False financial information of the New Zealand farm assets was also provided to the SEHK. The listed company made an announcement giving details of its plan to purchase the New Zealand farm assets but concealed the fact that the farm assets were suffering a substantial loss. The acquisition was approved by the shareholders of the listed company. HK$842 million was raised by the listed company through the issue of convertible notes. Part of the fund was paid to the trustee company in New Zealand which remitted back HK$73.7 million to a company owned by the executive director in Hong Kong. HK$68.95 million was then routed through the account of a solicitor’s firm in Hong Kong to the wife of the executive director.
Following ICAC investigation, the wife of the executive director and the solicitor were convicted of ML in September 2014, and were sentenced to 78 and 72 months of imprisonment respectively. Following an appeal, the Court of Appeal ordered a retrial against them. In April 2016, the trio was convicted of conspiracy to defraud. In addition, the executive director was convicted of ML. They were sentenced to imprisonment ranging from 60 to 99 months. The trio have lodged appeals against their conviction.
Open source materials on anti-corruption
There is a significant repository of open source materials on anti-corruption, a few of which are listed below:
APG - In 2016 APG has published the Recovering the Proceeds of Corruption in the Pacific – Joint Pacific Island Law Officers’ Network (PILON) and APG project report co-led by Papua New Guinea and Vanuatu containing Pacific Island case studies and typologies focussing on corruption.

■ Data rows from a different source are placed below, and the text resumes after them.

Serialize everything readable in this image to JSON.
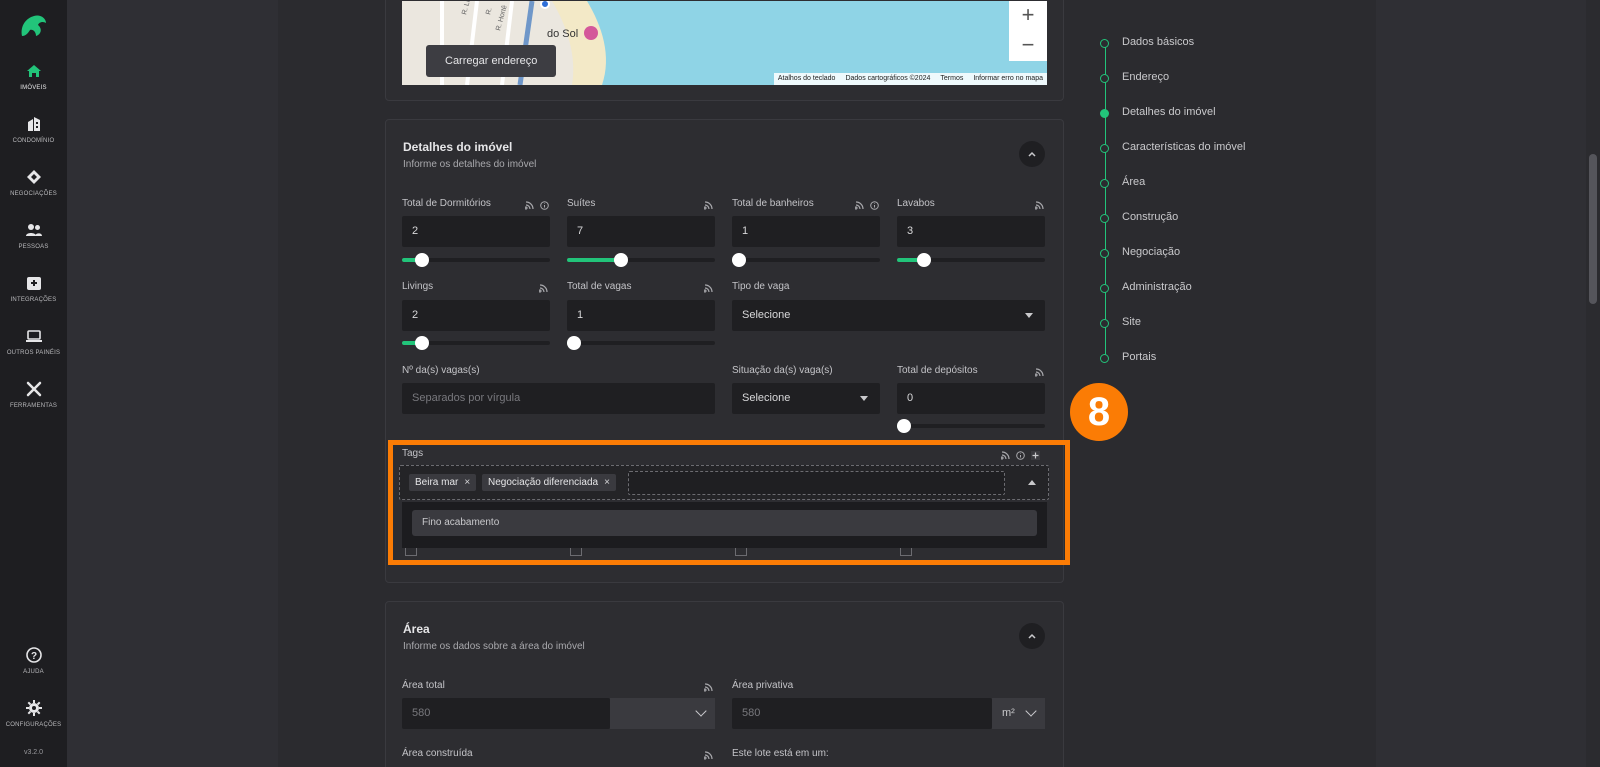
{
  "sidebar": {
    "items": [
      {
        "label": "IMÓVEIS",
        "icon": "home-icon"
      },
      {
        "label": "CONDOMÍNIO",
        "icon": "building-icon"
      },
      {
        "label": "NEGOCIAÇÕES",
        "icon": "handshake-icon"
      },
      {
        "label": "PESSOAS",
        "icon": "people-icon"
      },
      {
        "label": "INTEGRAÇÕES",
        "icon": "integration-icon"
      },
      {
        "label": "OUTROS PAINÉIS",
        "icon": "laptop-icon"
      },
      {
        "label": "FERRAMENTAS",
        "icon": "tools-icon"
      }
    ],
    "help": "AJUDA",
    "settings": "CONFIGURAÇÕES",
    "version": "v3.2.0",
    "accent": "#22c47a"
  },
  "map": {
    "load_button": "Carregar endereço",
    "zoom_in": "+",
    "zoom_out": "−",
    "label_sol": "do Sol",
    "attrib": [
      "Atalhos do teclado",
      "Dados cartográficos ©2024",
      "Termos",
      "Informar erro no mapa"
    ]
  },
  "details": {
    "title": "Detalhes do imóvel",
    "subtitle": "Informe os detalhes do imóvel",
    "fields": {
      "dormitorios": {
        "label": "Total de Dormitórios",
        "value": "2"
      },
      "suites": {
        "label": "Suítes",
        "value": "7"
      },
      "banheiros": {
        "label": "Total de banheiros",
        "value": "1"
      },
      "lavabos": {
        "label": "Lavabos",
        "value": "3"
      },
      "livings": {
        "label": "Livings",
        "value": "2"
      },
      "vagas": {
        "label": "Total de vagas",
        "value": "1"
      },
      "tipo_vaga": {
        "label": "Tipo de vaga",
        "value": "Selecione"
      },
      "num_vagas": {
        "label": "Nº da(s) vagas(s)",
        "placeholder": "Separados por vírgula"
      },
      "situacao_vaga": {
        "label": "Situação da(s) vaga(s)",
        "value": "Selecione"
      },
      "depositos": {
        "label": "Total de depósitos",
        "value": "0"
      }
    },
    "sliders": {
      "dormitorios": 0.1,
      "suites": 0.35,
      "banheiros": 0.0,
      "lavabos": 0.15,
      "livings": 0.1,
      "vagas": 0.0,
      "depositos": 0.0
    },
    "tags": {
      "label": "Tags",
      "chips": [
        "Beira mar",
        "Negociação diferenciada"
      ],
      "option": "Fino acabamento",
      "remove": "×"
    }
  },
  "annotation": {
    "number": "8",
    "color": "#fb7c05"
  },
  "area": {
    "title": "Área",
    "subtitle": "Informe os dados sobre a área do imóvel",
    "total": {
      "label": "Área total",
      "value": "580"
    },
    "privativa": {
      "label": "Área privativa",
      "value": "580",
      "unit": "m²"
    },
    "construida": {
      "label": "Área construída"
    },
    "lote": {
      "label": "Este lote está em um:"
    }
  },
  "steps": [
    {
      "label": "Dados básicos"
    },
    {
      "label": "Endereço"
    },
    {
      "label": "Detalhes do imóvel",
      "active": true
    },
    {
      "label": "Características do imóvel"
    },
    {
      "label": "Área"
    },
    {
      "label": "Construção"
    },
    {
      "label": "Negociação"
    },
    {
      "label": "Administração"
    },
    {
      "label": "Site"
    },
    {
      "label": "Portais"
    }
  ]
}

Australia - Politically Exposed Persons (PEPs), Corruption and Foreign Bribery Brief. This brief is designed to provide information about ML methods, vulnerabilities and indicators associated with PEPs and laundering the proceeds of corruption including foreign bribery.
ESAAMLG - published the Report of the links between corruption and the implementation of anti-money laundering strategies and measures in the ESAAMLG region (see ESAAMLG website).
OECD - has published publications focussing on corruption which are available from http://www.oecd.org/corruption.